* _Entries supplied_:
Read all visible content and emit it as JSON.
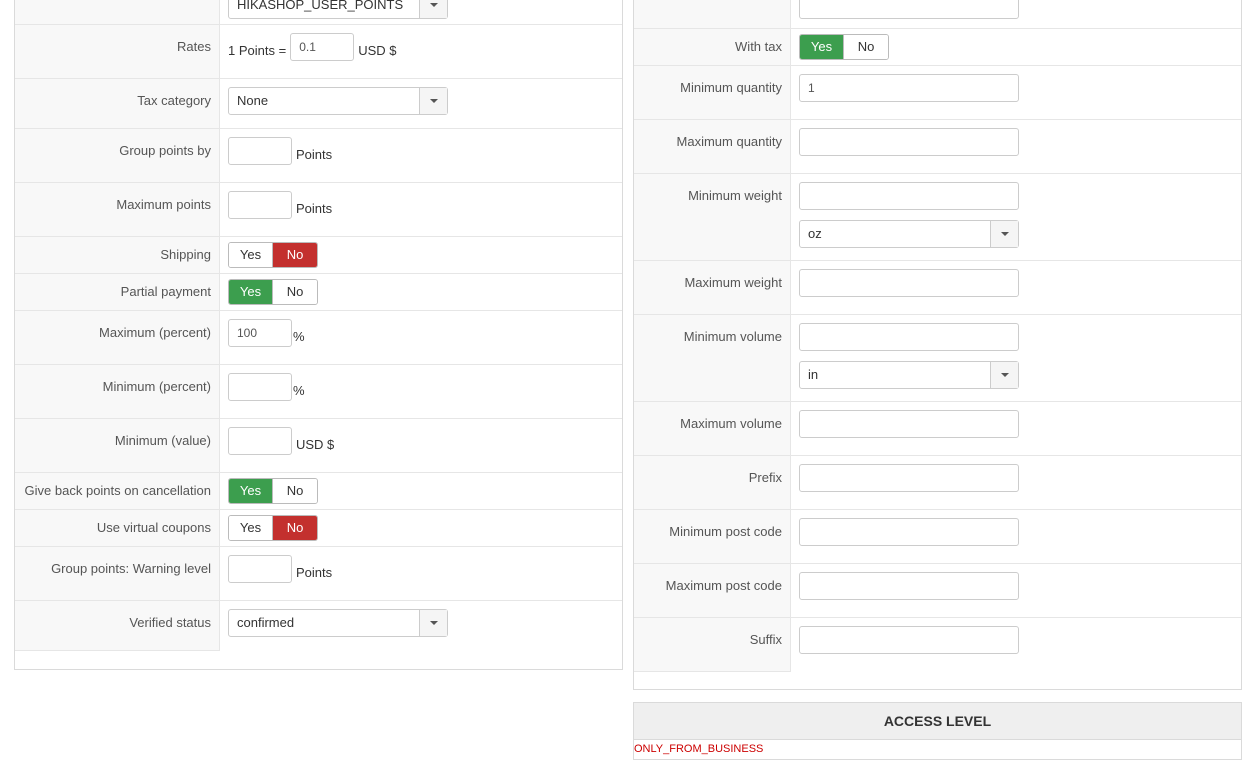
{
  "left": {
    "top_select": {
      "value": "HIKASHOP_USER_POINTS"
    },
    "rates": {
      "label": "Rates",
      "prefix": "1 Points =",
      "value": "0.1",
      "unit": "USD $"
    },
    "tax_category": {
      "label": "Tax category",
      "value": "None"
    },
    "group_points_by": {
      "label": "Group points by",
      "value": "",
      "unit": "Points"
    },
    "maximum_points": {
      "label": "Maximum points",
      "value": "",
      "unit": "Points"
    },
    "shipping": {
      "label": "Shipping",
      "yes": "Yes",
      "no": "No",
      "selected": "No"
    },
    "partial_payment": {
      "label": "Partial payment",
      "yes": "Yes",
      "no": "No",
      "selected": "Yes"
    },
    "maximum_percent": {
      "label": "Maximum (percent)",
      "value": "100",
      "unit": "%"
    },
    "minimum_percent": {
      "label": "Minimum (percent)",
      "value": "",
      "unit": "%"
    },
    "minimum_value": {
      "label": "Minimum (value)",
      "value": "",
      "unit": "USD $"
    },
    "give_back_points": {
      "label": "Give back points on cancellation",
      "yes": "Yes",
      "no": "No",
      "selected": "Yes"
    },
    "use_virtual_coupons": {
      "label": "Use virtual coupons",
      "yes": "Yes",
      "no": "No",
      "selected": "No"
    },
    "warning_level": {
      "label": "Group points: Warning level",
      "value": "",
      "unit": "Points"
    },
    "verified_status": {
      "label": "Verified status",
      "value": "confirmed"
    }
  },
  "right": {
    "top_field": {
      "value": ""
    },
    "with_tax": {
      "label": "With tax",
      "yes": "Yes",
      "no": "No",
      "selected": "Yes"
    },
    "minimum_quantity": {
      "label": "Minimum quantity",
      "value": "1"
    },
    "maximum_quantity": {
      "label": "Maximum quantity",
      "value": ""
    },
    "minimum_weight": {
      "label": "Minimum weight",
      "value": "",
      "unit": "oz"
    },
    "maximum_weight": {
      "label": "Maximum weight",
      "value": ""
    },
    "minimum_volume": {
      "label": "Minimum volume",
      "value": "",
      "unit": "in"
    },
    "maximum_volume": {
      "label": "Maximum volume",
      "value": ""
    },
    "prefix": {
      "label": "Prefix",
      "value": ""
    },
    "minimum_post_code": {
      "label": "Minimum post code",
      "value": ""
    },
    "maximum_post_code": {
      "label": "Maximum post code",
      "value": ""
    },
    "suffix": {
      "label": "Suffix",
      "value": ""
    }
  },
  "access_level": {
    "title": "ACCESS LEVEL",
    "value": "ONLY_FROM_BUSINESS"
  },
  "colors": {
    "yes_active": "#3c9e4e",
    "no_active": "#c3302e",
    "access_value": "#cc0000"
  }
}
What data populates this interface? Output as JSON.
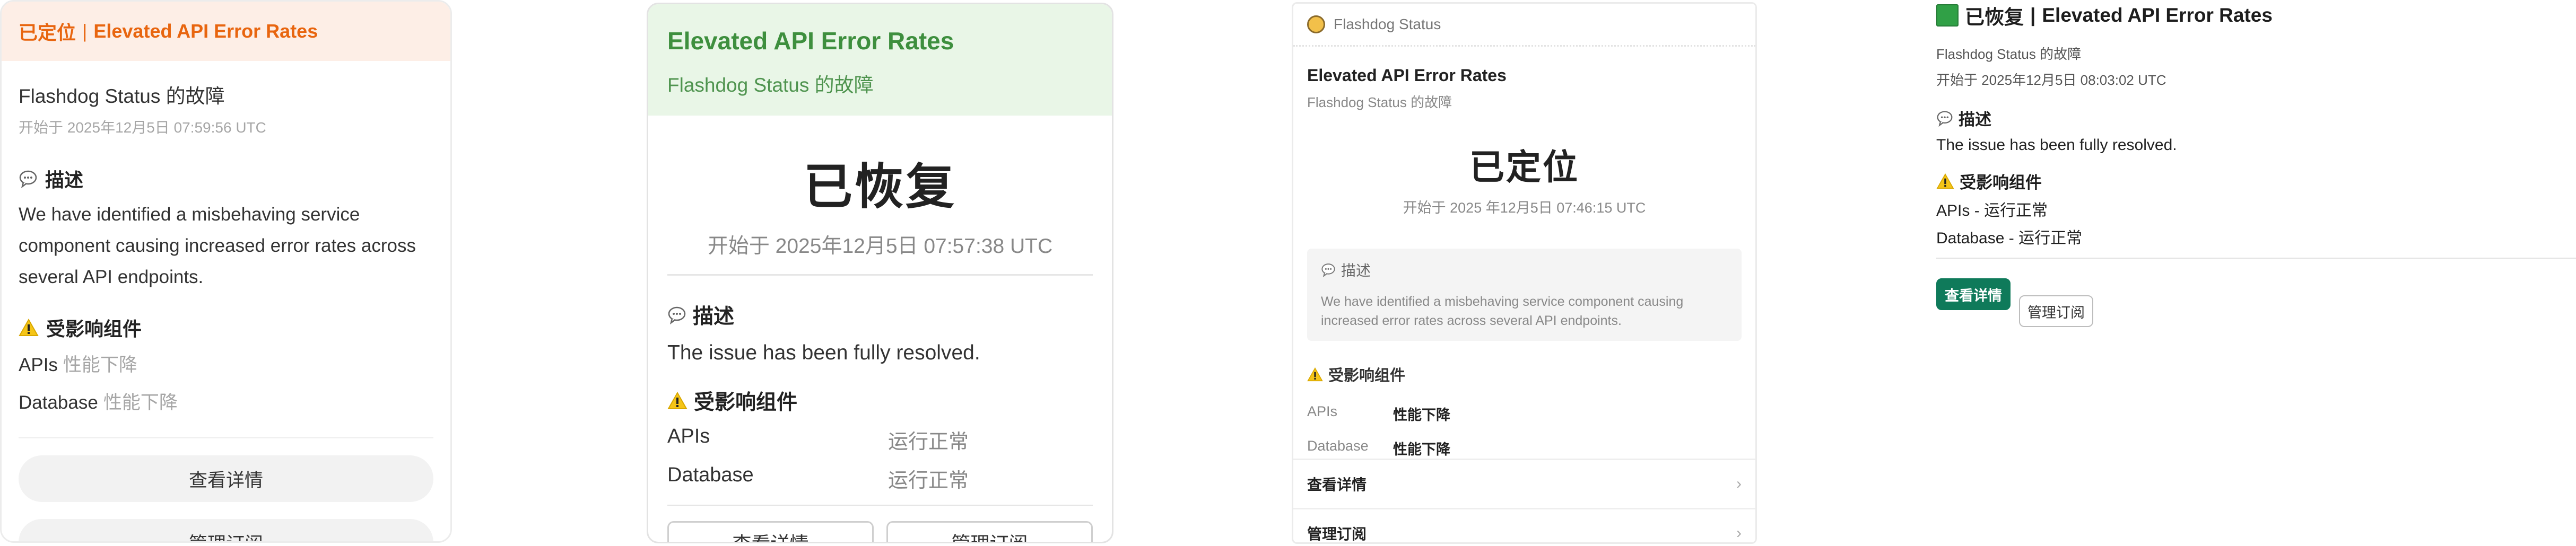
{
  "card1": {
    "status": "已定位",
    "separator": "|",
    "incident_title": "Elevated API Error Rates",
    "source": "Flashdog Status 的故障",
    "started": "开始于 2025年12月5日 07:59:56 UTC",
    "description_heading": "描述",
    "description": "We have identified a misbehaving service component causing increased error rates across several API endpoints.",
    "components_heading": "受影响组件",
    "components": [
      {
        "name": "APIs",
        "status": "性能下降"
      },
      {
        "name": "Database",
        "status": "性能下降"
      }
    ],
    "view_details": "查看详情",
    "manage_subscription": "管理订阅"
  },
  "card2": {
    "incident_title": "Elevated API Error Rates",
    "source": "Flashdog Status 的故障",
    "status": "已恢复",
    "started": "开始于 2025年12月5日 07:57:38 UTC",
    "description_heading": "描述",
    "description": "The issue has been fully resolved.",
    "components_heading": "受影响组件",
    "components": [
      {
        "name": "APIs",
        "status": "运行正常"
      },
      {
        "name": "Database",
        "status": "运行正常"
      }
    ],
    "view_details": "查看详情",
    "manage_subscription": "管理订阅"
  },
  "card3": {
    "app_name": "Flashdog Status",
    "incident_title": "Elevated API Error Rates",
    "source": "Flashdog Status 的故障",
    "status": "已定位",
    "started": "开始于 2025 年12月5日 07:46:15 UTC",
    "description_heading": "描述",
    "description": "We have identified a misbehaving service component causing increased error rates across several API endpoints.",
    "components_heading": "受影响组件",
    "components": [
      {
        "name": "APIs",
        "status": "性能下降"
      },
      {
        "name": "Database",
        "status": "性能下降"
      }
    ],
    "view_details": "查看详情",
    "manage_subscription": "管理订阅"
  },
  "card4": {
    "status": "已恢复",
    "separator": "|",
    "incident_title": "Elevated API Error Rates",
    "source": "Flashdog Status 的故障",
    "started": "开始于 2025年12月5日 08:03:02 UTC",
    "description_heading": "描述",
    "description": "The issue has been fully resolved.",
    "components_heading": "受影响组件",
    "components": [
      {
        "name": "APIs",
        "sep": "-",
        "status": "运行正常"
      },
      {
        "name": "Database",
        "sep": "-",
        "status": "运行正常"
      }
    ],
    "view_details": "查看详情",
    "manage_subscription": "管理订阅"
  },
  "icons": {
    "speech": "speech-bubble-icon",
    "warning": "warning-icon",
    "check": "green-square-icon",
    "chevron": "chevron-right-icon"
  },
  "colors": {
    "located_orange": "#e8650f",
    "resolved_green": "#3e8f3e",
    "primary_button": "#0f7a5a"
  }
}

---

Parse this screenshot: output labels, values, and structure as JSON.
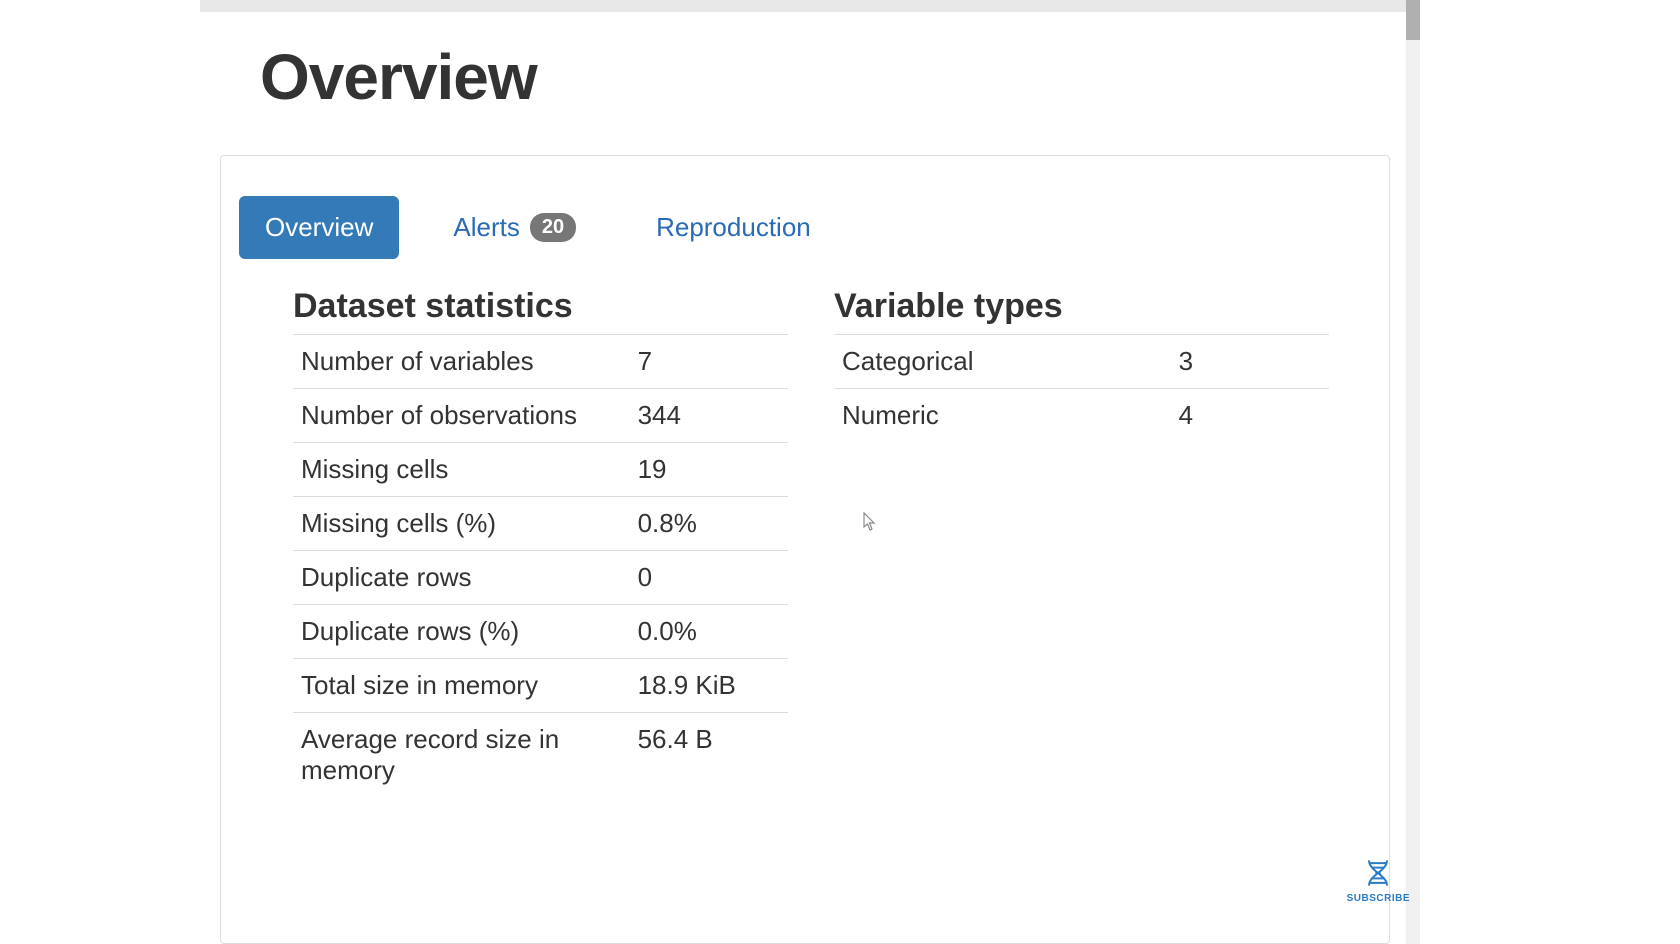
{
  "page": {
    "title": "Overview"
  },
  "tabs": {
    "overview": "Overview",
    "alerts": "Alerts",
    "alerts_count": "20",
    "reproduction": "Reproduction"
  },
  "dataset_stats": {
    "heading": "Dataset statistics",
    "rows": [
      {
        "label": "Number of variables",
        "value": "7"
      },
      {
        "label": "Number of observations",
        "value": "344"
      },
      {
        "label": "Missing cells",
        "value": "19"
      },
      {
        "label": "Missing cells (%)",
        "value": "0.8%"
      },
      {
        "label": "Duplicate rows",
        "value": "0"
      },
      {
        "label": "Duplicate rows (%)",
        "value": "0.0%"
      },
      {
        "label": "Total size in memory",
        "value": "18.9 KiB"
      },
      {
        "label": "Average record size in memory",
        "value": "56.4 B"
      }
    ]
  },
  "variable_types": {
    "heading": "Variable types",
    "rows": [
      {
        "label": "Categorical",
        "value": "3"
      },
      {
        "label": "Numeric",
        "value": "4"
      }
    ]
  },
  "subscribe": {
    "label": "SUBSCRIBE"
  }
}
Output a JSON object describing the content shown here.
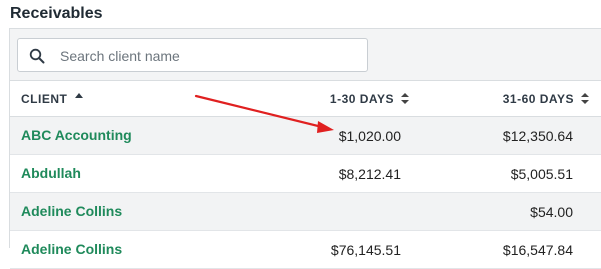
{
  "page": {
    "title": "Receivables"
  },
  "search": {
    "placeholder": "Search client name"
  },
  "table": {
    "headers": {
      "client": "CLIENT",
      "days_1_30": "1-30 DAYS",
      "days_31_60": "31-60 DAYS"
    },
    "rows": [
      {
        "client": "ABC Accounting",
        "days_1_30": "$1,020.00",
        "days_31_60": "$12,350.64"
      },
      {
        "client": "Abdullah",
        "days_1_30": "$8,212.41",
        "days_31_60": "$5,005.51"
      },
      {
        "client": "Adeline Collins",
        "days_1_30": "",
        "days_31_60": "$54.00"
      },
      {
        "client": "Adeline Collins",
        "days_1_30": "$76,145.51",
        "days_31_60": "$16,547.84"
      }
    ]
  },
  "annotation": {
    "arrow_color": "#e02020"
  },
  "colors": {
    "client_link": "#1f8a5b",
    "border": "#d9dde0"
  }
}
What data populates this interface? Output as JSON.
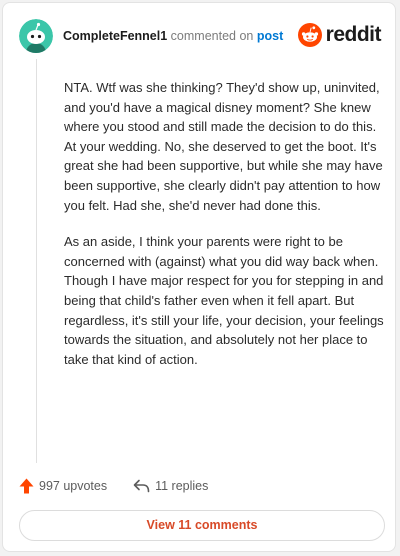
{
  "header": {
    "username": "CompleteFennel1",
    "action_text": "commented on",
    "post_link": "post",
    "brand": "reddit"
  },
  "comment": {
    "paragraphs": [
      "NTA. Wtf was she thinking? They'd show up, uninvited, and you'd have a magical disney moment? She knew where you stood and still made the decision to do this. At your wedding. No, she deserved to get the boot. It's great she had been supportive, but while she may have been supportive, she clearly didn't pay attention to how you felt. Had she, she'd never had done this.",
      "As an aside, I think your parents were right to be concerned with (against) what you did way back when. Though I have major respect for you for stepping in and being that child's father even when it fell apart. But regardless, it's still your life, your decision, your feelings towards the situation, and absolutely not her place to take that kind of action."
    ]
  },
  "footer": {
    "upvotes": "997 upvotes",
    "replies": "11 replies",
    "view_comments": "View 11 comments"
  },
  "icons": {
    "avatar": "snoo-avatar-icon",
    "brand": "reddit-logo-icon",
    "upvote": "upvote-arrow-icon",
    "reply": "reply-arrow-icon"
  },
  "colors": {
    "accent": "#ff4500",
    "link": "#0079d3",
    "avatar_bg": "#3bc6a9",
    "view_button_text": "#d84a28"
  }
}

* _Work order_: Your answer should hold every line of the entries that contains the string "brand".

* _Task result_:
    "brand": "reddit"
    "brand": "reddit-logo-icon",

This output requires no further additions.